### Data records for software interfaces
↓↓↓
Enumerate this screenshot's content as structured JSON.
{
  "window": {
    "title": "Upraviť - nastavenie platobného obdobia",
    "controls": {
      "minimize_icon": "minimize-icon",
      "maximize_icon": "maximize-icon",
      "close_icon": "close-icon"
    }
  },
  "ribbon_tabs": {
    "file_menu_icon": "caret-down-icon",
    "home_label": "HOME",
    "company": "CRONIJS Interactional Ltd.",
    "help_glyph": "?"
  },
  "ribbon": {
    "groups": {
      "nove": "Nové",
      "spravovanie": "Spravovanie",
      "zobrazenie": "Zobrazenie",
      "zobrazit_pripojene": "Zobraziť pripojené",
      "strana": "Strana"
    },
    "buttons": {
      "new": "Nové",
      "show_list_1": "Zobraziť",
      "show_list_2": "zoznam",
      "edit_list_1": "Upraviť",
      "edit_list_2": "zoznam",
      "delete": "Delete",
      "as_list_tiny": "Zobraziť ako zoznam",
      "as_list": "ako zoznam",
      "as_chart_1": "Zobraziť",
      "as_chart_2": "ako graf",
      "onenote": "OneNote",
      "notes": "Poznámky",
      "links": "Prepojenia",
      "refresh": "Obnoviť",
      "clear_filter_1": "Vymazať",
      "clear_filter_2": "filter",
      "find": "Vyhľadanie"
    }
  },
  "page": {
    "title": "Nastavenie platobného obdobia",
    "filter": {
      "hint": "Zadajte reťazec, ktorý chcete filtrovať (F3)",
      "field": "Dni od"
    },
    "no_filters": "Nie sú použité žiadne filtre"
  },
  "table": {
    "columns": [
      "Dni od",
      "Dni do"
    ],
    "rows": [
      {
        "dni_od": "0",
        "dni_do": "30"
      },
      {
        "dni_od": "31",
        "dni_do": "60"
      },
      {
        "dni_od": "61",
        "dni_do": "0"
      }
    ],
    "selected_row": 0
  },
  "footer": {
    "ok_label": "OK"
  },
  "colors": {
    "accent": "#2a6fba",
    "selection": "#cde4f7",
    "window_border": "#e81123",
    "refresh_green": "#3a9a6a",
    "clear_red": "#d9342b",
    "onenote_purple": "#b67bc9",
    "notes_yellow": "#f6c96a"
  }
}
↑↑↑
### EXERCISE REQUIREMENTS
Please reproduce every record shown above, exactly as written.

### OUTPUT
Enumerate this screenshot's content as structured JSON.
{
  "window": {
    "title": "Upraviť - nastavenie platobného obdobia",
    "controls": {
      "minimize_icon": "minimize-icon",
      "maximize_icon": "maximize-icon",
      "close_icon": "close-icon"
    }
  },
  "ribbon_tabs": {
    "file_menu_icon": "caret-down-icon",
    "home_label": "HOME",
    "company": "CRONIJS Interactional Ltd.",
    "help_glyph": "?"
  },
  "ribbon": {
    "groups": {
      "nove": "Nové",
      "spravovanie": "Spravovanie",
      "zobrazenie": "Zobrazenie",
      "zobrazit_pripojene": "Zobraziť pripojené",
      "strana": "Strana"
    },
    "buttons": {
      "new": "Nové",
      "show_list_1": "Zobraziť",
      "show_list_2": "zoznam",
      "edit_list_1": "Upraviť",
      "edit_list_2": "zoznam",
      "delete": "Delete",
      "as_list_tiny": "Zobraziť ako zoznam",
      "as_list": "ako zoznam",
      "as_chart_1": "Zobraziť",
      "as_chart_2": "ako graf",
      "onenote": "OneNote",
      "notes": "Poznámky",
      "links": "Prepojenia",
      "refresh": "Obnoviť",
      "clear_filter_1": "Vymazať",
      "clear_filter_2": "filter",
      "find": "Vyhľadanie"
    }
  },
  "page": {
    "title": "Nastavenie platobného obdobia",
    "filter": {
      "hint": "Zadajte reťazec, ktorý chcete filtrovať (F3)",
      "field": "Dni od"
    },
    "no_filters": "Nie sú použité žiadne filtre"
  },
  "table": {
    "columns": [
      "Dni od",
      "Dni do"
    ],
    "rows": [
      {
        "dni_od": "0",
        "dni_do": "30"
      },
      {
        "dni_od": "31",
        "dni_do": "60"
      },
      {
        "dni_od": "61",
        "dni_do": "0"
      }
    ],
    "selected_row": 0
  },
  "footer": {
    "ok_label": "OK"
  },
  "colors": {
    "accent": "#2a6fba",
    "selection": "#cde4f7",
    "window_border": "#e81123",
    "refresh_green": "#3a9a6a",
    "clear_red": "#d9342b",
    "onenote_purple": "#b67bc9",
    "notes_yellow": "#f6c96a"
  }
}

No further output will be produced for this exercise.